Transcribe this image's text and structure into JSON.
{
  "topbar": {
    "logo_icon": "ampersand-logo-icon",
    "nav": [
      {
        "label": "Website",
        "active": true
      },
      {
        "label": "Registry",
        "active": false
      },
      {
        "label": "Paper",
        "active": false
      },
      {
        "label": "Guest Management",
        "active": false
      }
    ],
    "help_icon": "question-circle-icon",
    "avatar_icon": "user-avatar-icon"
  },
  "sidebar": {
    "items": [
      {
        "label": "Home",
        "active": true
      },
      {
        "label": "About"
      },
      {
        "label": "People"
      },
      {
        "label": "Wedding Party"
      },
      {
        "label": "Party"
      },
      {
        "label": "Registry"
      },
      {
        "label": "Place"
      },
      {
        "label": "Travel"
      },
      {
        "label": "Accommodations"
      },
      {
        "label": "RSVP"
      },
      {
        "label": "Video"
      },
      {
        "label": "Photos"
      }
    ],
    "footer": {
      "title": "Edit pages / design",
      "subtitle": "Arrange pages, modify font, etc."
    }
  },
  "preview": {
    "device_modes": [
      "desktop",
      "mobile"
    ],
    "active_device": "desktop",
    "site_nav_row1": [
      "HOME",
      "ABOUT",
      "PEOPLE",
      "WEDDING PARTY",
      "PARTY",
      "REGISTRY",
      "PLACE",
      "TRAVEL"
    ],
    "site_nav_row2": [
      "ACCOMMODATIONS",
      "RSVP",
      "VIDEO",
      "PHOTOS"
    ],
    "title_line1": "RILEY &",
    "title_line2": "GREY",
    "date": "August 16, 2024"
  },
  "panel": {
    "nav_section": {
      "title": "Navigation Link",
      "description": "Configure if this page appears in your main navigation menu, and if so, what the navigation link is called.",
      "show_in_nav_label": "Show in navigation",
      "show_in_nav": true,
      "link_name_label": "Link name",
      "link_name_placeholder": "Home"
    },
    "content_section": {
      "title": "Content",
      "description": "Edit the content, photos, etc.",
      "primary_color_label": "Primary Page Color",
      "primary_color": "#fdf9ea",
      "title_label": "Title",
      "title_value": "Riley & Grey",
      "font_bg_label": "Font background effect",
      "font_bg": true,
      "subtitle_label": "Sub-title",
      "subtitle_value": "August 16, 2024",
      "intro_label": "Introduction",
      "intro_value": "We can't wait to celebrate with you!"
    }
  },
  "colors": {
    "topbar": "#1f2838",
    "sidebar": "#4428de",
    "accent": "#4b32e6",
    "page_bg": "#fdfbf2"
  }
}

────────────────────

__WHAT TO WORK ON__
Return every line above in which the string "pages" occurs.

__RESULT FOR THIS TASK__
      "title": "Edit pages / design",
      "subtitle": "Arrange pages, modify font, etc."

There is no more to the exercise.